Gas prices usually spike during the summer driving season, not in December. But right now, a gallon has risen to $3 a gallon in some parts of the country. What's going on here?
The big money news last week wasn’t about holiday shopping trends or Bush tax cuts, but about the skyrocketing cost for a gallon of gas…
- “Regular gas in California is at $3.26 a gallon and rising. An unprecedented – for this time of year – $3 a gallon nationwide average is still possible by Christmas,” predicted the Sacramento Bee.
- “Gasoline prices continue to rise, nudging the $3.30 mark Wednesday on Long Island – the highest since fall 2008,” wrote Newsday.

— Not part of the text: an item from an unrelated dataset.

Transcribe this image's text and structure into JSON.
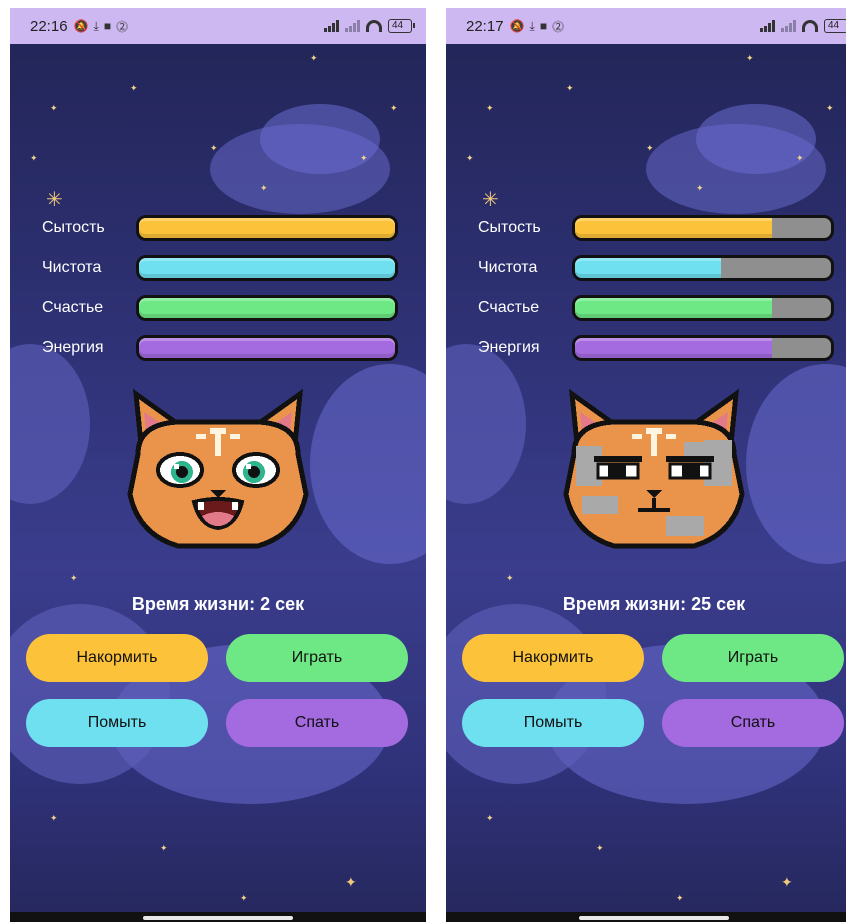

- “Next spring and summer should see ‘the second highest prices in our lifetime,’ said Tom Kloza, chief oil analyst for the Oil Price Information Service (OPIS),” The Miami Herald reported. “Although he doesn’t expect it to, Kloza said gas could hit $4 a gallon. Gas prices haven’t been that high since July 17, 2008, when regular hit $4.11 a gallon – the highest recorded national price.”

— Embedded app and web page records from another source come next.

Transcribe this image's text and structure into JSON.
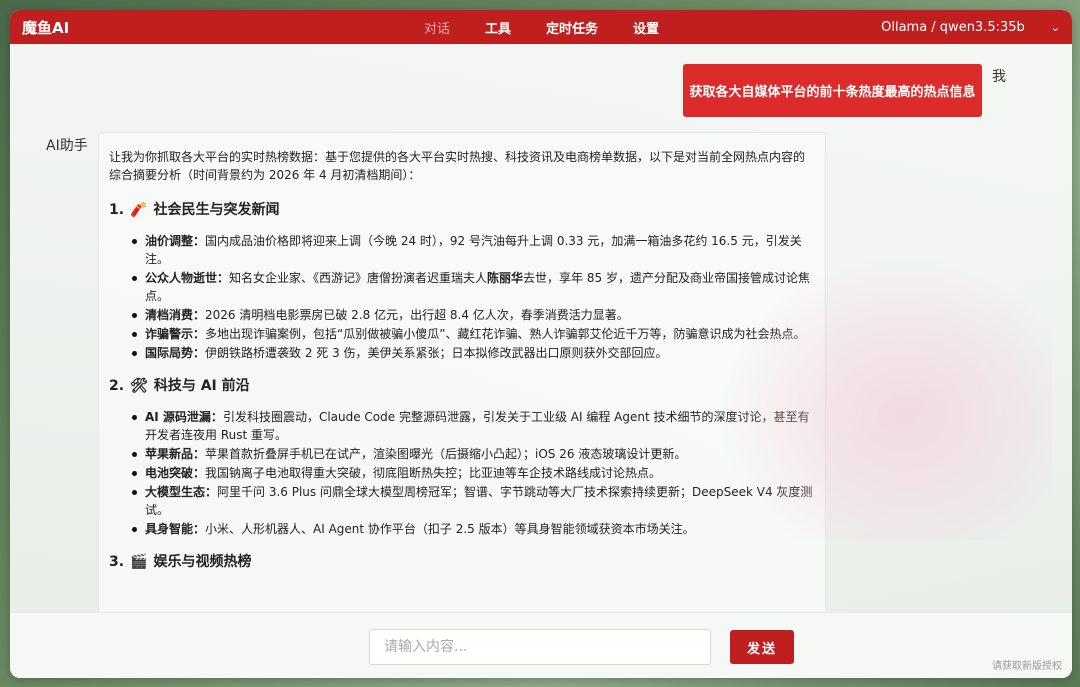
{
  "header": {
    "brand": "魔鱼AI",
    "tabs": [
      "对话",
      "工具",
      "定时任务",
      "设置"
    ],
    "active_tab": "对话",
    "model": "Ollama / qwen3.5:35b"
  },
  "messages": {
    "user_label": "我",
    "user_text": "获取各大自媒体平台的前十条热度最高的热点信息",
    "ai_label": "AI助手",
    "intro": "让我为你抓取各大平台的实时热榜数据：基于您提供的各大平台实时热搜、科技资讯及电商榜单数据，以下是对当前全网热点内容的综合摘要分析（时间背景约为 2026 年 4 月初清档期间）：",
    "sections": [
      {
        "num": "1.",
        "emoji": "🧨",
        "title": "社会民生与突发新闻",
        "items": [
          {
            "key": "油价调整：",
            "text": "国内成品油价格即将迎来上调（今晚 24 时），92 号汽油每升上调 0.33 元，加满一箱油多花约 16.5 元，引发关注。"
          },
          {
            "key": "公众人物逝世：",
            "pre": "知名女企业家、《西游记》唐僧扮演者迟重瑞夫人",
            "bold": "陈丽华",
            "post": "去世，享年 85 岁，遗产分配及商业帝国接管成讨论焦点。"
          },
          {
            "key": "清档消费：",
            "text": "2026 清明档电影票房已破 2.8 亿元，出行超 8.4 亿人次，春季消费活力显著。"
          },
          {
            "key": "诈骗警示：",
            "text": "多地出现诈骗案例，包括“瓜别做被骗小傻瓜”、藏红花诈骗、熟人诈骗郭艾伦近千万等，防骗意识成为社会热点。"
          },
          {
            "key": "国际局势：",
            "text": "伊朗铁路桥遭袭致 2 死 3 伤，美伊关系紧张；日本拟修改武器出口原则获外交部回应。"
          }
        ]
      },
      {
        "num": "2.",
        "emoji": "🛠",
        "title": "科技与 AI 前沿",
        "items": [
          {
            "key": "AI 源码泄漏：",
            "text": "引发科技圈震动，Claude Code 完整源码泄露，引发关于工业级 AI 编程 Agent 技术细节的深度讨论，甚至有开发者连夜用 Rust 重写。"
          },
          {
            "key": "苹果新品：",
            "text": "苹果首款折叠屏手机已在试产，渲染图曝光（后摄缩小凸起）；iOS 26 液态玻璃设计更新。"
          },
          {
            "key": "电池突破：",
            "text": "我国钠离子电池取得重大突破，彻底阻断热失控；比亚迪等车企技术路线成讨论热点。"
          },
          {
            "key": "大模型生态：",
            "text": "阿里千问 3.6 Plus 问鼎全球大模型周榜冠军；智谱、字节跳动等大厂技术探索持续更新；DeepSeek V4 灰度测试。"
          },
          {
            "key": "具身智能：",
            "text": "小米、人形机器人、AI Agent 协作平台（扣子 2.5 版本）等具身智能领域获资本市场关注。"
          }
        ]
      },
      {
        "num": "3.",
        "emoji": "🎬",
        "title": "娱乐与视频热榜",
        "items": []
      }
    ]
  },
  "input": {
    "placeholder": "请输入内容...",
    "send_label": "发送",
    "license_link": "请获取新版授权"
  }
}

OPIS released its own report last Thursday that contained equally bad news for American drivers. Consumer Reaction To High Gasoline Prices claims, “U.S. pump prices could rally to their second highest level in recorded history next spring.” But more importantly, the study tried to measure the impact of gas prices on the average U.S. family. Here was one disturbing example…

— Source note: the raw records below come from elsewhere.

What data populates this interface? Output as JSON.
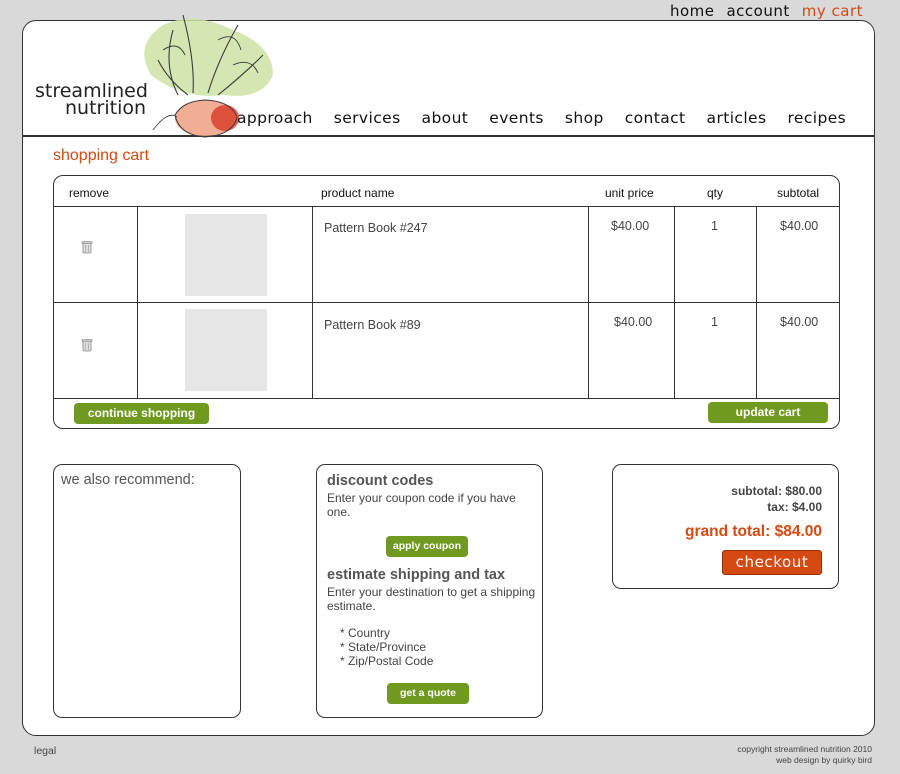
{
  "top_nav": {
    "home": "home",
    "account": "account",
    "my_cart": "my cart"
  },
  "logo": {
    "line1": "streamlined",
    "line2": "nutrition"
  },
  "main_nav": [
    "approach",
    "services",
    "about",
    "events",
    "shop",
    "contact",
    "articles",
    "recipes"
  ],
  "page_title": "shopping cart",
  "cart": {
    "headers": {
      "remove": "remove",
      "product": "product name",
      "unit_price": "unit price",
      "qty": "qty",
      "subtotal": "subtotal"
    },
    "rows": [
      {
        "name": "Pattern Book #247",
        "unit_price": "$40.00",
        "qty": "1",
        "subtotal": "$40.00"
      },
      {
        "name": "Pattern Book #89",
        "unit_price": "$40.00",
        "qty": "1",
        "subtotal": "$40.00"
      }
    ],
    "continue_label": "continue shopping",
    "update_label": "update cart"
  },
  "recommend": {
    "title": "we also recommend:"
  },
  "discount": {
    "title": "discount codes",
    "text": "Enter your coupon code if you have one.",
    "apply_label": "apply coupon",
    "ship_title": "estimate shipping and tax",
    "ship_text": "Enter your destination to get a shipping estimate.",
    "fields": [
      "* Country",
      "* State/Province",
      "* Zip/Postal Code"
    ],
    "quote_label": "get a quote"
  },
  "totals": {
    "subtotal": "subtotal: $80.00",
    "tax": "tax: $4.00",
    "grand_total": "grand total: $84.00",
    "checkout_label": "checkout"
  },
  "footer": {
    "legal": "legal",
    "copyright": "copyright streamlined nutrition 2010",
    "credit": "web design by quirky bird"
  },
  "colors": {
    "accent": "#d44a12",
    "button_green": "#6f9a1f",
    "page_bg": "#d9d9d9"
  },
  "icons": {
    "remove": "trash-can-icon"
  }
}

“On a national basis, the average household will spend roughly $305 on gasoline in December 2010, up 13.6 percent from last year but up a whopping 76 percent from December 2008, when consumers paid about $1.65 a gallon. This year’s numbers represent an average 7.4 percent of median household income. That is up 6.5 percent from last year, and compares with a 4.2 percent bite in December 2008.”
So why the high prices all of a sudden? Like many instances in life, there isn’t just one reason. The Wall Street Journal summed it up like this last week: “Global oil demand is slowly rising as the U.S. and other major economies recover. Inventories of oil and fuel stockpiles in the U.S. – the world’s largest oil consumer – have steadily declined from 27-year highs in September. Demand in Latin America and Asia continues to grow as well.”
But the holiday lights seem to have blinded many Americans to the impending price hikes.
Hybrid interest “is cold as the weather,” Orlando car salesman Ian Riding told The Palm Beach Post last week. (It was in the upper 30s in South Florida, a historic low.) “You really have to see an extended period of very high prices before we’d expect a customer trend.”
In fact, Honda is slashing prices on its Insight Hybrid by $1,600 because of soft demand, industry website Automotive News reported last month. “Demand for the Insight has been essentially flat this year, with year-to-date sales of just 17,789, compared to sales of 17,530 units during the first 10 months of 2009,” Automotive News wrote, adding that sales for Toyota’s hybrid have been even worse: “Prius sales have dipped slightly to 115,065 year-to-date from 118,290 during the same period in 2009.”
Regardless of what you’re driving now, here’s How to Save Gas Money This Holiday Season, plus 28 Ways to Save on Gas You Already Know – And Maybe One You Don’t.